Your goal: Reproduce every record exactly as written.

++++++++

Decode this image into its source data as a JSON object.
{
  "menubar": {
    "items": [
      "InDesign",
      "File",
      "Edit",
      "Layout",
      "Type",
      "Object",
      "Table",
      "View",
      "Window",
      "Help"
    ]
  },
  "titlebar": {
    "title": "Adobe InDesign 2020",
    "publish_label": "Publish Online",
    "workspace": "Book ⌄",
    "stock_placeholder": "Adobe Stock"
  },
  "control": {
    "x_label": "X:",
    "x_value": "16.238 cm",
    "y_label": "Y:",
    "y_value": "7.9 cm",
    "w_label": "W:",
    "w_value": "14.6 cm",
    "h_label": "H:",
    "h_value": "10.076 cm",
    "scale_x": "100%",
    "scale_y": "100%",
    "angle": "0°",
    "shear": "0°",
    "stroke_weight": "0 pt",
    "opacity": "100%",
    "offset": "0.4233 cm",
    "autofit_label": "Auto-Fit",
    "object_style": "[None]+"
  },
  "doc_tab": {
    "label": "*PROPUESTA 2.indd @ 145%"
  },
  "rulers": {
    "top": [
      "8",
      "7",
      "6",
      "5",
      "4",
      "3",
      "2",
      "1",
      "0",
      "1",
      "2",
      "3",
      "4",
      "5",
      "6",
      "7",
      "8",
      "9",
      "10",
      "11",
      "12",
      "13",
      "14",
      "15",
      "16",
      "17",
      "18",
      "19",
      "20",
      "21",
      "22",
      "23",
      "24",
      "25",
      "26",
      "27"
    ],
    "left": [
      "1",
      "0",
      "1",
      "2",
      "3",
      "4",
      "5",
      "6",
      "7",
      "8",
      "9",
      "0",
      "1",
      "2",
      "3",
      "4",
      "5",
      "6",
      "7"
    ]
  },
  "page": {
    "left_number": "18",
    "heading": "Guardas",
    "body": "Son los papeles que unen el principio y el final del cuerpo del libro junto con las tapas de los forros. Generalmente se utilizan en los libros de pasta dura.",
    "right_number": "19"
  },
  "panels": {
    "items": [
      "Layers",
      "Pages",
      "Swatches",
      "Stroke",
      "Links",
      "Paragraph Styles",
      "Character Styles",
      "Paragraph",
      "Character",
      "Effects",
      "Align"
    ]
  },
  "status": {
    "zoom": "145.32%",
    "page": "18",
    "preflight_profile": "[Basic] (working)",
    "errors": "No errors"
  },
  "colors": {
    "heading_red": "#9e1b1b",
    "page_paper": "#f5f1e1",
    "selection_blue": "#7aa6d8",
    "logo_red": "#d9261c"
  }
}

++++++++

Written response:
Decode this image into its source data as a JSON object.
{
  "menubar": {
    "items": [
      "InDesign",
      "File",
      "Edit",
      "Layout",
      "Type",
      "Object",
      "Table",
      "View",
      "Window",
      "Help"
    ]
  },
  "titlebar": {
    "title": "Adobe InDesign 2020",
    "publish_label": "Publish Online",
    "workspace": "Book ⌄",
    "stock_placeholder": "Adobe Stock"
  },
  "control": {
    "x_label": "X:",
    "x_value": "16.238 cm",
    "y_label": "Y:",
    "y_value": "7.9 cm",
    "w_label": "W:",
    "w_value": "14.6 cm",
    "h_label": "H:",
    "h_value": "10.076 cm",
    "scale_x": "100%",
    "scale_y": "100%",
    "angle": "0°",
    "shear": "0°",
    "stroke_weight": "0 pt",
    "opacity": "100%",
    "offset": "0.4233 cm",
    "autofit_label": "Auto-Fit",
    "object_style": "[None]+"
  },
  "doc_tab": {
    "label": "*PROPUESTA 2.indd @ 145%"
  },
  "rulers": {
    "top": [
      "8",
      "7",
      "6",
      "5",
      "4",
      "3",
      "2",
      "1",
      "0",
      "1",
      "2",
      "3",
      "4",
      "5",
      "6",
      "7",
      "8",
      "9",
      "10",
      "11",
      "12",
      "13",
      "14",
      "15",
      "16",
      "17",
      "18",
      "19",
      "20",
      "21",
      "22",
      "23",
      "24",
      "25",
      "26",
      "27"
    ],
    "left": [
      "1",
      "0",
      "1",
      "2",
      "3",
      "4",
      "5",
      "6",
      "7",
      "8",
      "9",
      "0",
      "1",
      "2",
      "3",
      "4",
      "5",
      "6",
      "7"
    ]
  },
  "page": {
    "left_number": "18",
    "heading": "Guardas",
    "body": "Son los papeles que unen el principio y el final del cuerpo del libro junto con las tapas de los forros. Generalmente se utilizan en los libros de pasta dura.",
    "right_number": "19"
  },
  "panels": {
    "items": [
      "Layers",
      "Pages",
      "Swatches",
      "Stroke",
      "Links",
      "Paragraph Styles",
      "Character Styles",
      "Paragraph",
      "Character",
      "Effects",
      "Align"
    ]
  },
  "status": {
    "zoom": "145.32%",
    "page": "18",
    "preflight_profile": "[Basic] (working)",
    "errors": "No errors"
  },
  "colors": {
    "heading_red": "#9e1b1b",
    "page_paper": "#f5f1e1",
    "selection_blue": "#7aa6d8",
    "logo_red": "#d9261c"
  }
}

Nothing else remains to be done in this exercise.